- Opening Delimiter -
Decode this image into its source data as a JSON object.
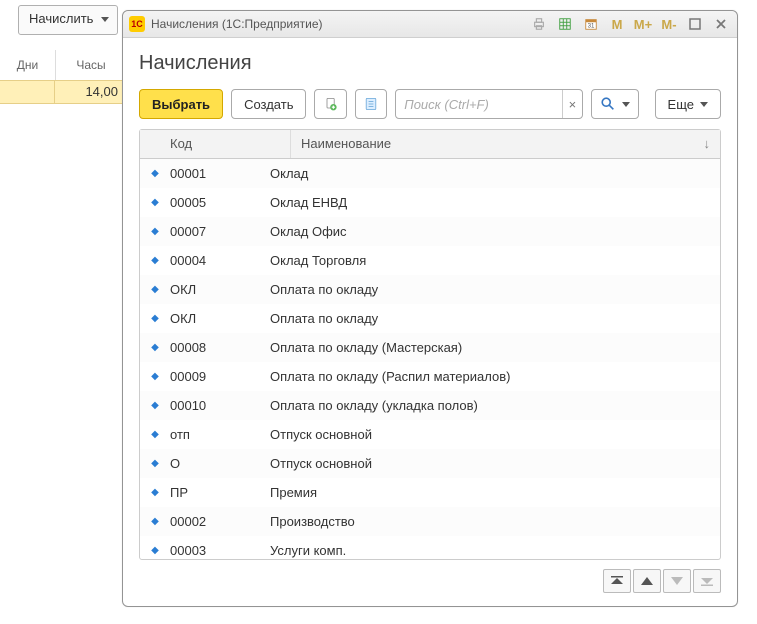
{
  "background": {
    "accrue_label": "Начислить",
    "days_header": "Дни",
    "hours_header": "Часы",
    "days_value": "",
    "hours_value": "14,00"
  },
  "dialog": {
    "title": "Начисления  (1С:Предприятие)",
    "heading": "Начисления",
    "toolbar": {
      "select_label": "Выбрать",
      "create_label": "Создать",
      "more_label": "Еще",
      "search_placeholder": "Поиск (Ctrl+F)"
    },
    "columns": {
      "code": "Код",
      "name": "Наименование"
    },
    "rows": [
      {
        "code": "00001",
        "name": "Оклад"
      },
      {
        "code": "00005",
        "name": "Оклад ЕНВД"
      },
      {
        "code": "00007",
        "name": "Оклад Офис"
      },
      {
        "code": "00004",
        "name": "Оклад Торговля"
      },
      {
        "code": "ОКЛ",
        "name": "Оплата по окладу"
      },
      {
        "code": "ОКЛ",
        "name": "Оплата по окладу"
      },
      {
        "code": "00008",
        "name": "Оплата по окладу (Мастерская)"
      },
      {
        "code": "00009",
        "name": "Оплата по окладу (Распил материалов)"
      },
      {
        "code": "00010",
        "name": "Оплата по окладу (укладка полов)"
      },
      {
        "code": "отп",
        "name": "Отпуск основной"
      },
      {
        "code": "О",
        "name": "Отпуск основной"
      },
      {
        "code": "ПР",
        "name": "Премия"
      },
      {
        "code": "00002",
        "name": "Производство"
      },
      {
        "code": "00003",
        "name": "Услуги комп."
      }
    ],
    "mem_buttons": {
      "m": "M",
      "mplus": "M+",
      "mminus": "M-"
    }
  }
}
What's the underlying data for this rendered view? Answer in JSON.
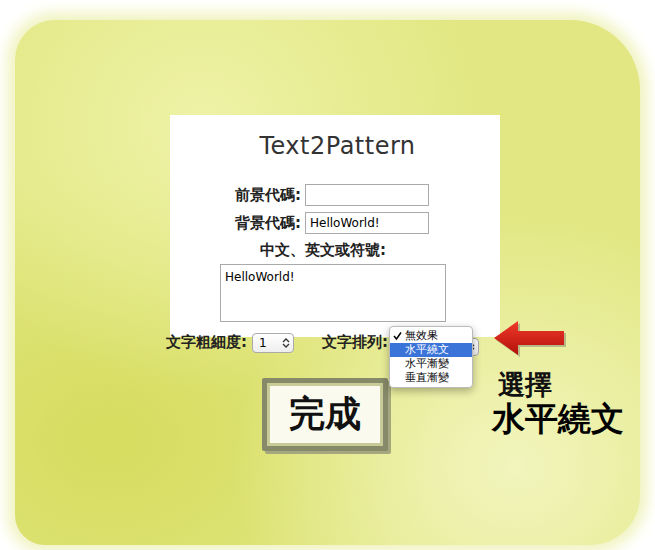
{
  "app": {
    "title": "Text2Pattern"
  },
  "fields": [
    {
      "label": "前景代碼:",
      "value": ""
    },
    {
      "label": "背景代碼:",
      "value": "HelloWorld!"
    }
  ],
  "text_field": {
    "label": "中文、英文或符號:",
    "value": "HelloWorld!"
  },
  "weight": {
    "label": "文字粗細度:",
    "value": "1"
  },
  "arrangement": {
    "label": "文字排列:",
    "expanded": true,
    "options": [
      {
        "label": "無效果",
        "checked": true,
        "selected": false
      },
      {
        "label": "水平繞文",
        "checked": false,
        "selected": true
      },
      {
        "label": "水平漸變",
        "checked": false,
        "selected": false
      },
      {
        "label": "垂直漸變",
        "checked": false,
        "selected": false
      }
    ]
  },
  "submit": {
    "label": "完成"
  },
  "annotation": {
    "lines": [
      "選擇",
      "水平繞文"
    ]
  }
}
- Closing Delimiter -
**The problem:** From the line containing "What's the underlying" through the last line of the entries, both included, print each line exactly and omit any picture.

**Reply to the exercise:**
What's the underlying data for this rendered view? Answer in JSON.
{
  "app": {
    "title": "Text2Pattern"
  },
  "fields": [
    {
      "label": "前景代碼:",
      "value": ""
    },
    {
      "label": "背景代碼:",
      "value": "HelloWorld!"
    }
  ],
  "text_field": {
    "label": "中文、英文或符號:",
    "value": "HelloWorld!"
  },
  "weight": {
    "label": "文字粗細度:",
    "value": "1"
  },
  "arrangement": {
    "label": "文字排列:",
    "expanded": true,
    "options": [
      {
        "label": "無效果",
        "checked": true,
        "selected": false
      },
      {
        "label": "水平繞文",
        "checked": false,
        "selected": true
      },
      {
        "label": "水平漸變",
        "checked": false,
        "selected": false
      },
      {
        "label": "垂直漸變",
        "checked": false,
        "selected": false
      }
    ]
  },
  "submit": {
    "label": "完成"
  },
  "annotation": {
    "lines": [
      "選擇",
      "水平繞文"
    ]
  }
}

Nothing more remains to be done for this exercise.